The clerk who’d rung up the sale sensed an approaching atmospheric disturbance and strolled toward the accessories aisle. She’d be within shouting distance if the customer asked for a refund in a minute or so.

“Dearest,” said the wife in a longsuffering tone. “Remember the last time you changed computer programmes and it took me three weeks to figure it out enough to do our women’s club monthly newsletter? Two months ago you got me this new cell phone with all the bells and whistles, and I still haven’t figured out how to reply to incoming messages.”

“It’s not so hard to figure out. Besides, your old phone was a dinosaur.”

“So is my brain. I’m technologically challenged, remember? You can’t keep throwing new devices and new programmes at me.”

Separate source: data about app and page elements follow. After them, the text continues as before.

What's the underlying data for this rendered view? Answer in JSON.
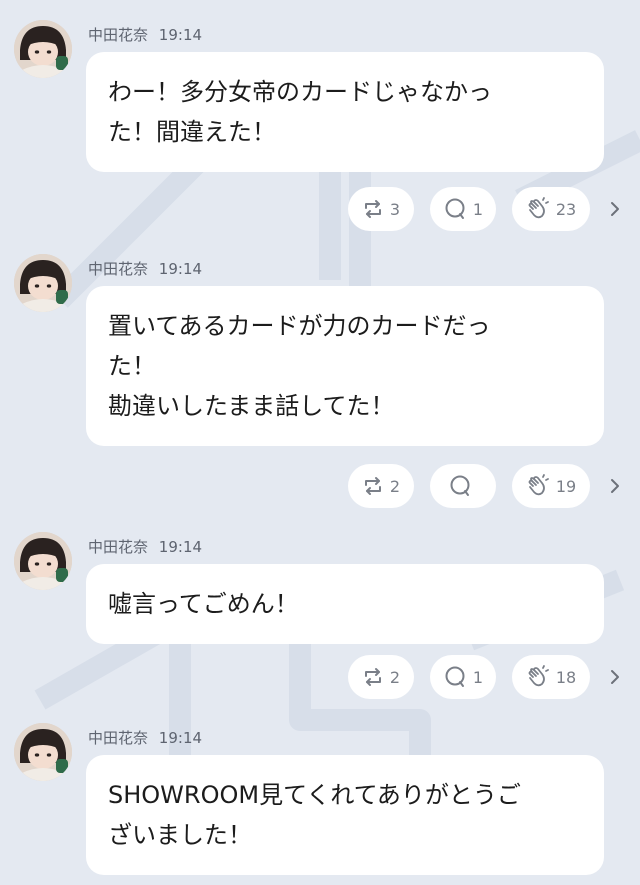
{
  "posts": [
    {
      "author": "中田花奈",
      "time": "19:14",
      "text": "わー！多分女帝のカードじゃなかっ\nた！間違えた！",
      "reposts": "3",
      "comments": "1",
      "claps": "23"
    },
    {
      "author": "中田花奈",
      "time": "19:14",
      "text": "置いてあるカードが力のカードだっ\nた！\n勘違いしたまま話してた！",
      "reposts": "2",
      "comments": "",
      "claps": "19"
    },
    {
      "author": "中田花奈",
      "time": "19:14",
      "text": "嘘言ってごめん！",
      "reposts": "2",
      "comments": "1",
      "claps": "18"
    },
    {
      "author": "中田花奈",
      "time": "19:14",
      "text": "SHOWROOM見てくれてありがとうご\nざいました！",
      "reposts": "",
      "comments": "",
      "claps": ""
    }
  ],
  "icons": {
    "repost": "repost-icon",
    "comment": "comment-icon",
    "clap": "clap-icon",
    "more": "chevron-right-icon",
    "avatar": "avatar"
  }
}
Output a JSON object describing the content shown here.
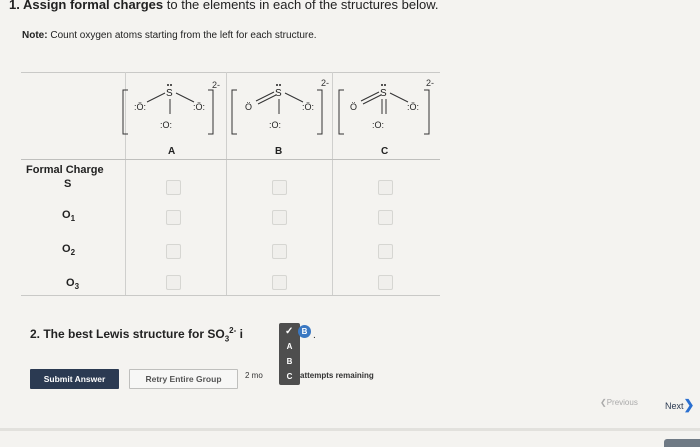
{
  "q1": {
    "number": "1.",
    "bold_text": "Assign formal charges",
    "rest_text": "to the elements in each of the structures below.",
    "note_label": "Note:",
    "note_text": "Count oxygen atoms starting from the left for each structure."
  },
  "structures": [
    {
      "label": "A",
      "charge": "2-",
      "center": "S",
      "o1": ":Ö:",
      "o2": ":O:",
      "o3": ":Ö:"
    },
    {
      "label": "B",
      "charge": "2-",
      "center": "S",
      "o1": "Ö",
      "o2": ":O:",
      "o3": ":Ö:"
    },
    {
      "label": "C",
      "charge": "2-",
      "center": "S",
      "o1": "Ö",
      "o2": ":O:",
      "o3": ":Ö:"
    }
  ],
  "table": {
    "formal_charge_title": "Formal Charge",
    "rows": [
      {
        "label": "S",
        "sub": ""
      },
      {
        "label": "O",
        "sub": "1"
      },
      {
        "label": "O",
        "sub": "2"
      },
      {
        "label": "O",
        "sub": "3"
      }
    ]
  },
  "q2": {
    "text": "2. The best Lewis structure for SO",
    "sub": "3",
    "sup": "2-",
    "tail": "i",
    "selected_value": "B",
    "options": [
      "A",
      "B",
      "C"
    ]
  },
  "buttons": {
    "submit": "Submit Answer",
    "retry": "Retry Entire Group",
    "attempts_left": "2 mo",
    "attempts_right": "attempts remaining"
  },
  "nav": {
    "previous": "Previous",
    "next": "Next"
  },
  "colors": {
    "submit_bg": "#2b3a52",
    "dropdown_bg": "#4e4e4e",
    "accent_blue": "#3a78c2"
  }
}
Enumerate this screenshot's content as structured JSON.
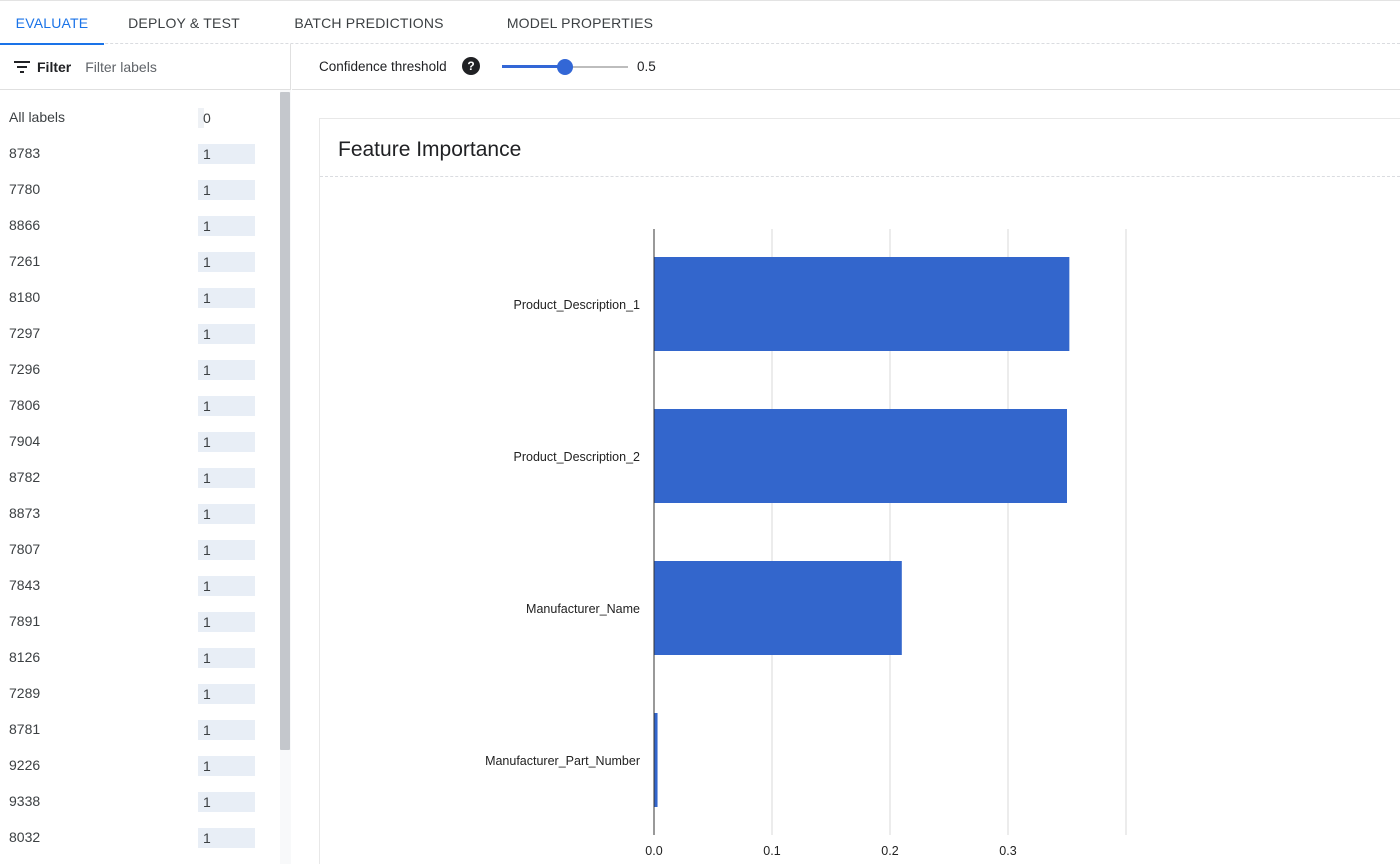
{
  "tabs": [
    {
      "label": "EVALUATE",
      "active": true
    },
    {
      "label": "DEPLOY & TEST",
      "active": false
    },
    {
      "label": "BATCH PREDICTIONS",
      "active": false
    },
    {
      "label": "MODEL PROPERTIES",
      "active": false
    }
  ],
  "sidebar": {
    "filter_label": "Filter",
    "filter_placeholder": "Filter labels",
    "labels": [
      {
        "name": "All labels",
        "count": "0"
      },
      {
        "name": "8783",
        "count": "1"
      },
      {
        "name": "7780",
        "count": "1"
      },
      {
        "name": "8866",
        "count": "1"
      },
      {
        "name": "7261",
        "count": "1"
      },
      {
        "name": "8180",
        "count": "1"
      },
      {
        "name": "7297",
        "count": "1"
      },
      {
        "name": "7296",
        "count": "1"
      },
      {
        "name": "7806",
        "count": "1"
      },
      {
        "name": "7904",
        "count": "1"
      },
      {
        "name": "8782",
        "count": "1"
      },
      {
        "name": "8873",
        "count": "1"
      },
      {
        "name": "7807",
        "count": "1"
      },
      {
        "name": "7843",
        "count": "1"
      },
      {
        "name": "7891",
        "count": "1"
      },
      {
        "name": "8126",
        "count": "1"
      },
      {
        "name": "7289",
        "count": "1"
      },
      {
        "name": "8781",
        "count": "1"
      },
      {
        "name": "9226",
        "count": "1"
      },
      {
        "name": "9338",
        "count": "1"
      },
      {
        "name": "8032",
        "count": "1"
      }
    ]
  },
  "toolbar": {
    "confidence_label": "Confidence threshold",
    "help_icon": "help-circle-icon",
    "threshold_value": "0.5",
    "threshold_fraction": 0.5
  },
  "card": {
    "title": "Feature Importance"
  },
  "colors": {
    "accent": "#1a73e8",
    "bar": "#3366cc",
    "slider": "#3367d6"
  },
  "chart_data": {
    "type": "bar",
    "orientation": "horizontal",
    "categories": [
      "Product_Description_1",
      "Product_Description_2",
      "Manufacturer_Name",
      "Manufacturer_Part_Number"
    ],
    "values": [
      0.352,
      0.35,
      0.21,
      0.003
    ],
    "xlim": [
      0,
      0.4
    ],
    "xticks": [
      "0.0",
      "0.1",
      "0.2",
      "0.3"
    ],
    "grid": true
  }
}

“You have to keep up with the times, dear. You’d still be working with WordPerfect 3.0 if I wouldn’t have upgraded.”

“And Word Perfect 3.0 worked just fine.”

He sighed. She sighed. The marriage counselor standing behind them at the cash register grinned — and pulled his business card out of his shirt pocket.

What Next, Grandpa?

Photo  credit : Jellico’s Stationhouse

With thanks to the cheerful and patient Rochelle Wisoff-Fields, for hosting our supposed-to-be-Friday Fictioneers group and inspiring us with a prompt every week. And to Jelli for the © photo.

Archie huffed. “Nursing is no profession for women, especially a youngster like yerself. It’s hard, dirty work, and too…revealing!”

Mary ignored the “Never contradict your elders” protocol. “Well, Grandpa, I’ve talked this over with my parents and they approve. In fact, Dad’s bought me a bicycle so I can attend classes to get the credits I need.”

“A bicycle! What next?”

The pop-up memory tickled Mary as she watched a jet land. Oh, yes, Grandpa. What next? Maybe it’s a good thing you didn’t live to see this, she thought as a young female pilot strolled past wheeling a suitcase.

Written in memory of my dear friend, Mary Strathdee, who braved her grandfather’s displeasure and became a nurse back in the 1930s. (I doubt she got the bike, though. 😉 )